CITY HALL — A split City Council tonight is poised to enact an unpopular water rate increase that Glendale Water & Power officials say is needed to keep them out of the red.
The City Council is expected to narrowly approve a proposed 3.8% water rate increase as the utility struggles to maintain its financial stability amid rising imported water costs and dropping revenues.
The vote comes after more than four months of discussion on the proposed hike, which would translate into an additional $4.66 on each bill for the average customer. Above-average users and larger accounts would see higher increases.
If approved, the increase will take effect in December.
Councilmen Frank Quintero and John Drayman are expected to vote against the proposal, which they say seems to penalize residents for adhering to mandatory water conservation measures, which in turn hit a multimillion-dollar blow to the utility's bottom line.
But the other three on the dais have said they would likely support the increase, citing lack of other available options to balance the utility's financial shortfall.
Along with significant budget cuts, critical capital projects — including maintenance of an aging pipe network — have been postponed, officials said
"I just don't see any alternative to what we are doing," Mayor Ara Najarian said at a hearing last month on the proposed increase.
At the same meeting, several dozen residents spoke out against the hike, which they said would come at a time when they were already struggling to pay their bills.
Many residents seized on the annual $4-million transfer of the utility's water revenues to the General Fund, which pays for public services such as police and libraries.
Last week, several residents made a last-ditch plea to sway the City Council against approving the rate hike.
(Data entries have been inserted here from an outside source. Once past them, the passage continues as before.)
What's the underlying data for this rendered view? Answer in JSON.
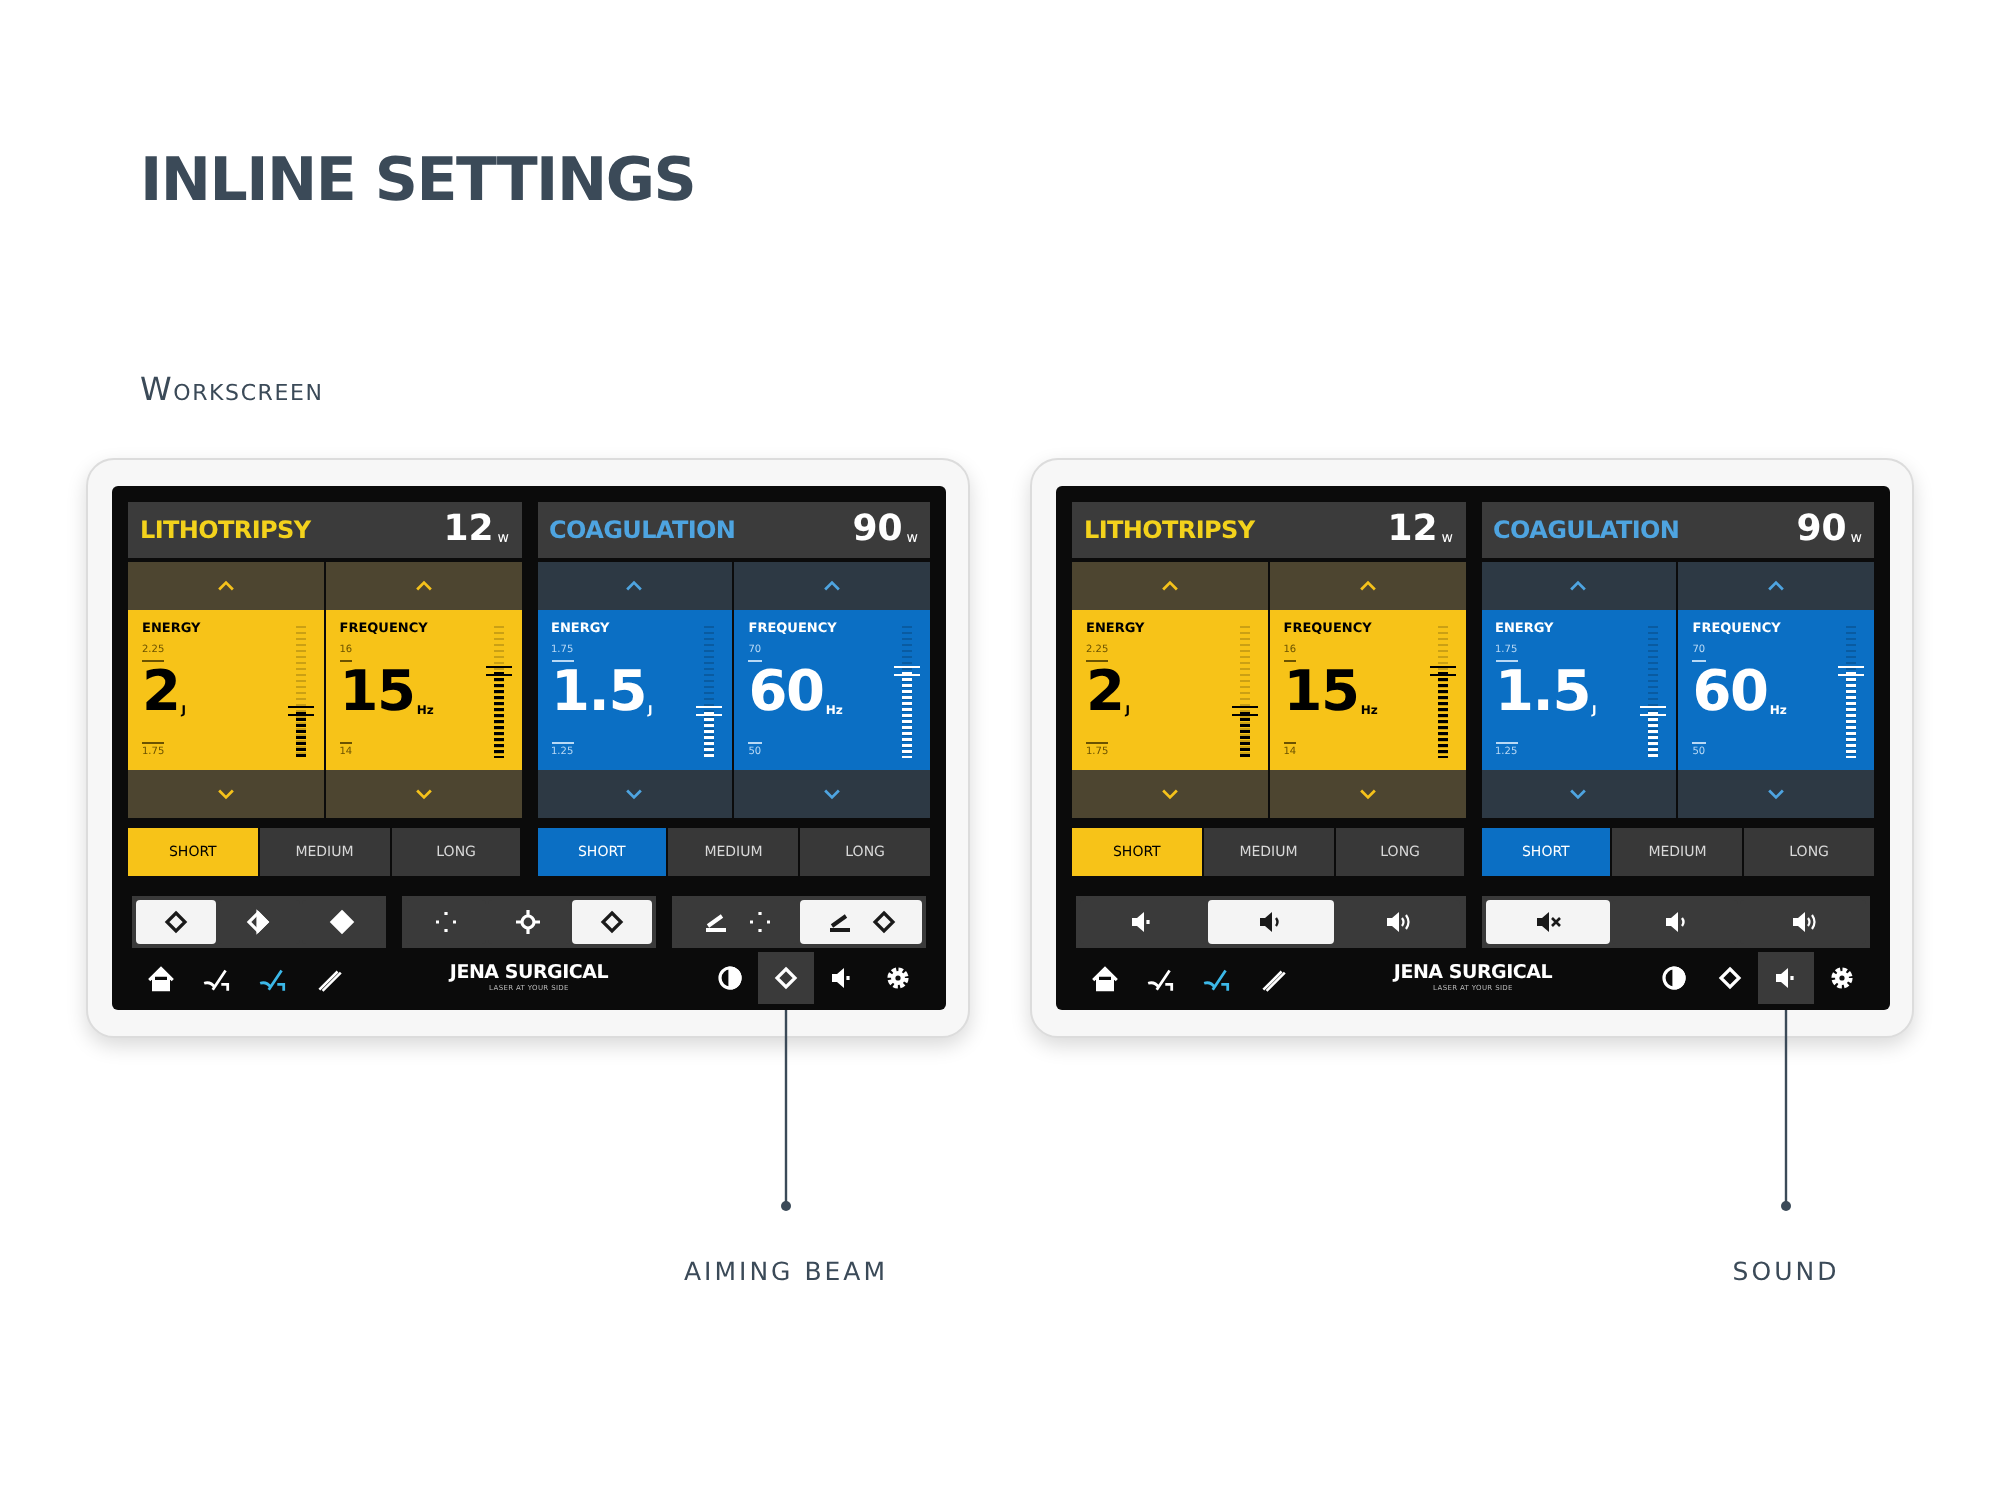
{
  "title": "INLINE SETTINGS",
  "subtitle": "Workscreen",
  "devices": [
    {
      "panels": [
        {
          "mode": "LITHOTRIPSY",
          "kind": "yellow",
          "power": "12",
          "power_unit": "w",
          "params": [
            {
              "label": "ENERGY",
              "upper": "2.25",
              "value": "2",
              "unit": "J",
              "lower": "1.75",
              "level": 0.35
            },
            {
              "label": "FREQUENCY",
              "upper": "16",
              "value": "15",
              "unit": "Hz",
              "lower": "14",
              "level": 0.65
            }
          ],
          "pulses": [
            {
              "label": "SHORT",
              "selected": true
            },
            {
              "label": "MEDIUM",
              "selected": false
            },
            {
              "label": "LONG",
              "selected": false
            }
          ]
        },
        {
          "mode": "COAGULATION",
          "kind": "blue",
          "power": "90",
          "power_unit": "w",
          "params": [
            {
              "label": "ENERGY",
              "upper": "1.75",
              "value": "1.5",
              "unit": "J",
              "lower": "1.25",
              "level": 0.35
            },
            {
              "label": "FREQUENCY",
              "upper": "70",
              "value": "60",
              "unit": "Hz",
              "lower": "50",
              "level": 0.65
            }
          ],
          "pulses": [
            {
              "label": "SHORT",
              "selected": true
            },
            {
              "label": "MEDIUM",
              "selected": false
            },
            {
              "label": "LONG",
              "selected": false
            }
          ]
        }
      ],
      "controls": [
        [
          {
            "kind": "diamond",
            "selected": true
          },
          {
            "kind": "half-diamond",
            "selected": false
          },
          {
            "kind": "solid-diamond",
            "selected": false
          }
        ],
        [
          {
            "kind": "dots",
            "selected": false
          },
          {
            "kind": "crosshair",
            "selected": false
          },
          {
            "kind": "diamond",
            "selected": true
          }
        ],
        [
          {
            "kind": "pedal-dots",
            "selected": false
          },
          {
            "kind": "pedal-diamond",
            "selected": true
          }
        ]
      ],
      "nav": [
        {
          "kind": "home",
          "selected": false,
          "active": false
        },
        {
          "kind": "fiber",
          "selected": false,
          "active": false
        },
        {
          "kind": "fiber",
          "selected": false,
          "active": true
        },
        {
          "kind": "pen",
          "selected": false,
          "active": false
        },
        {
          "kind": "logo"
        },
        {
          "kind": "contrast",
          "selected": false,
          "active": false
        },
        {
          "kind": "diamond",
          "selected": true,
          "active": false
        },
        {
          "kind": "speaker",
          "selected": false,
          "active": false
        },
        {
          "kind": "gear",
          "selected": false,
          "active": false
        }
      ],
      "logo": {
        "name": "JENA SURGICAL",
        "tagline": "LASER AT YOUR SIDE"
      },
      "callout": "AIMING BEAM"
    },
    {
      "panels": [
        {
          "mode": "LITHOTRIPSY",
          "kind": "yellow",
          "power": "12",
          "power_unit": "w",
          "params": [
            {
              "label": "ENERGY",
              "upper": "2.25",
              "value": "2",
              "unit": "J",
              "lower": "1.75",
              "level": 0.35
            },
            {
              "label": "FREQUENCY",
              "upper": "16",
              "value": "15",
              "unit": "Hz",
              "lower": "14",
              "level": 0.65
            }
          ],
          "pulses": [
            {
              "label": "SHORT",
              "selected": true
            },
            {
              "label": "MEDIUM",
              "selected": false
            },
            {
              "label": "LONG",
              "selected": false
            }
          ]
        },
        {
          "mode": "COAGULATION",
          "kind": "blue",
          "power": "90",
          "power_unit": "w",
          "params": [
            {
              "label": "ENERGY",
              "upper": "1.75",
              "value": "1.5",
              "unit": "J",
              "lower": "1.25",
              "level": 0.35
            },
            {
              "label": "FREQUENCY",
              "upper": "70",
              "value": "60",
              "unit": "Hz",
              "lower": "50",
              "level": 0.65
            }
          ],
          "pulses": [
            {
              "label": "SHORT",
              "selected": true
            },
            {
              "label": "MEDIUM",
              "selected": false
            },
            {
              "label": "LONG",
              "selected": false
            }
          ]
        }
      ],
      "controls": [
        [
          {
            "kind": "speaker-low",
            "selected": false
          },
          {
            "kind": "speaker-mid",
            "selected": true
          },
          {
            "kind": "speaker-high",
            "selected": false
          }
        ],
        [
          {
            "kind": "speaker-mute",
            "selected": true
          },
          {
            "kind": "speaker-mid",
            "selected": false
          },
          {
            "kind": "speaker-high",
            "selected": false
          }
        ]
      ],
      "nav": [
        {
          "kind": "home",
          "selected": false,
          "active": false
        },
        {
          "kind": "fiber",
          "selected": false,
          "active": false
        },
        {
          "kind": "fiber",
          "selected": false,
          "active": true
        },
        {
          "kind": "pen",
          "selected": false,
          "active": false
        },
        {
          "kind": "logo"
        },
        {
          "kind": "contrast",
          "selected": false,
          "active": false
        },
        {
          "kind": "diamond",
          "selected": false,
          "active": false
        },
        {
          "kind": "speaker",
          "selected": true,
          "active": false
        },
        {
          "kind": "gear",
          "selected": false,
          "active": false
        }
      ],
      "logo": {
        "name": "JENA SURGICAL",
        "tagline": "LASER AT YOUR SIDE"
      },
      "callout": "SOUND"
    }
  ]
}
Glendale resident Bob Getts urged the City Council to vote against the increase and instead balance the utility's budget by reducing the General Fund transfer.
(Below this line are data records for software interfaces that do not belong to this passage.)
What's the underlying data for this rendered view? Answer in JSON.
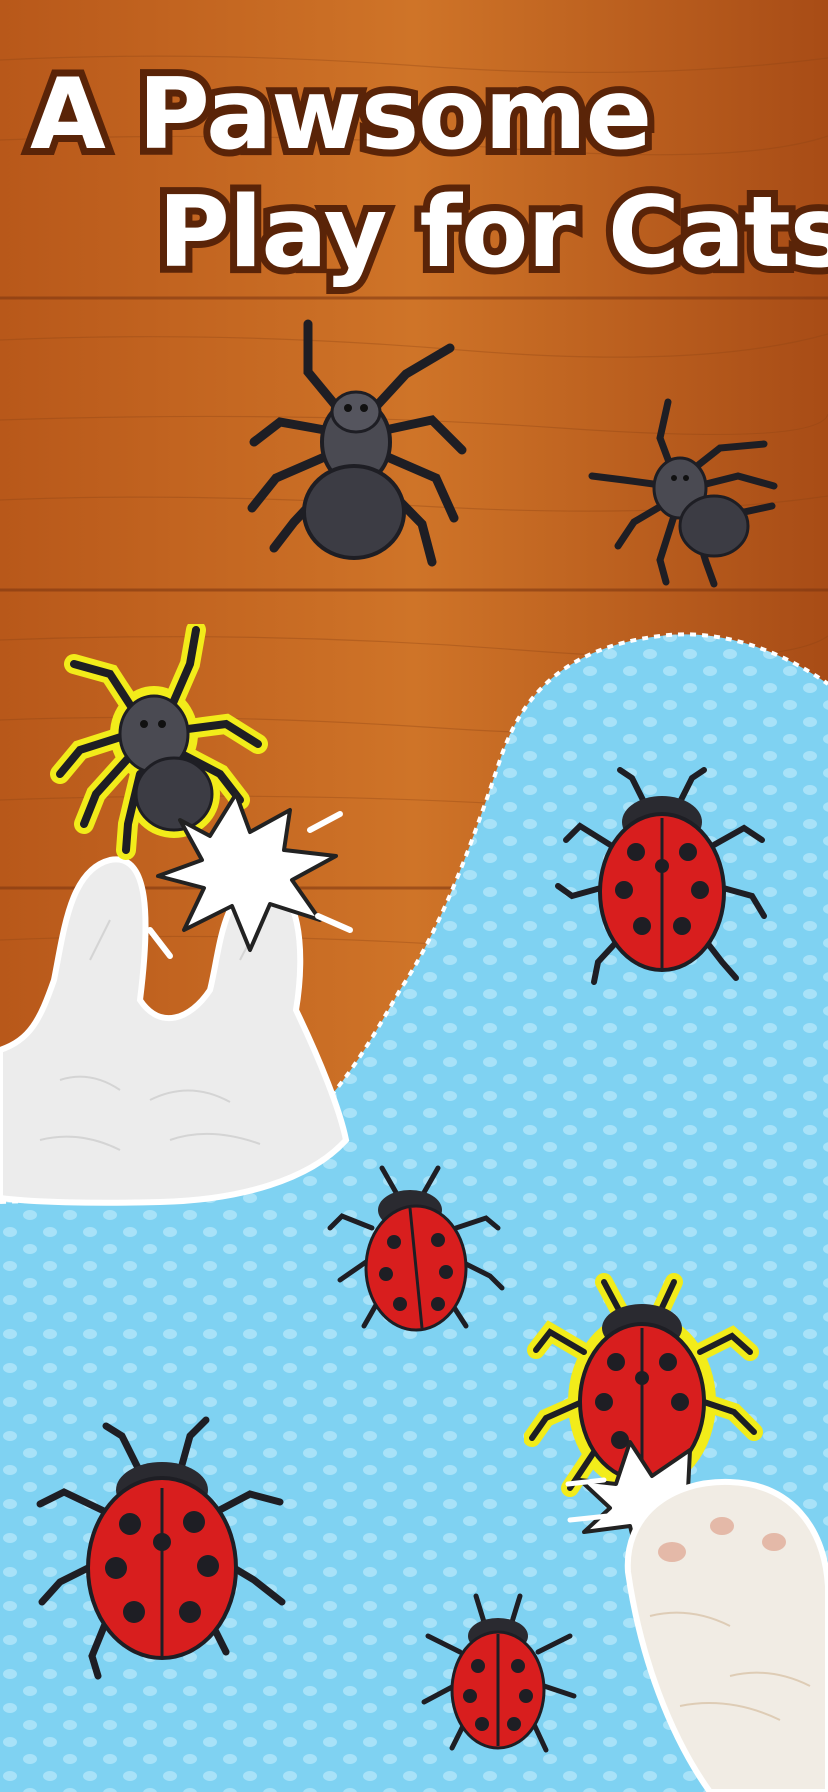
{
  "screen": {
    "headline_line1": "A Pawsome",
    "headline_line2": "Play for Cats"
  },
  "colors": {
    "wood_light": "#c86a24",
    "wood_dark": "#8a3e12",
    "sky_blue": "#7fd2f2",
    "dot_blue": "#a8e2f8",
    "ladybug_red": "#d81e1e",
    "spider_grey": "#3c3c44",
    "highlight_yellow": "#f2ec1a",
    "headline_outline": "#5a2408"
  },
  "creatures": [
    {
      "kind": "spider",
      "name": "spider-top-left",
      "highlighted": false
    },
    {
      "kind": "spider",
      "name": "spider-top-right",
      "highlighted": false
    },
    {
      "kind": "spider",
      "name": "spider-caught",
      "highlighted": true
    },
    {
      "kind": "ladybug",
      "name": "ladybug-upper-right",
      "highlighted": false
    },
    {
      "kind": "ladybug",
      "name": "ladybug-middle",
      "highlighted": false
    },
    {
      "kind": "ladybug",
      "name": "ladybug-caught",
      "highlighted": true
    },
    {
      "kind": "ladybug",
      "name": "ladybug-lower-left",
      "highlighted": false
    },
    {
      "kind": "ladybug",
      "name": "ladybug-bottom",
      "highlighted": false
    }
  ]
}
"It is time for City Council to stop contributing to [Glendale Water & Power's] financial problems and soaking ratepayers with repeated utility hikes to stem the fiscal bleeding," he said.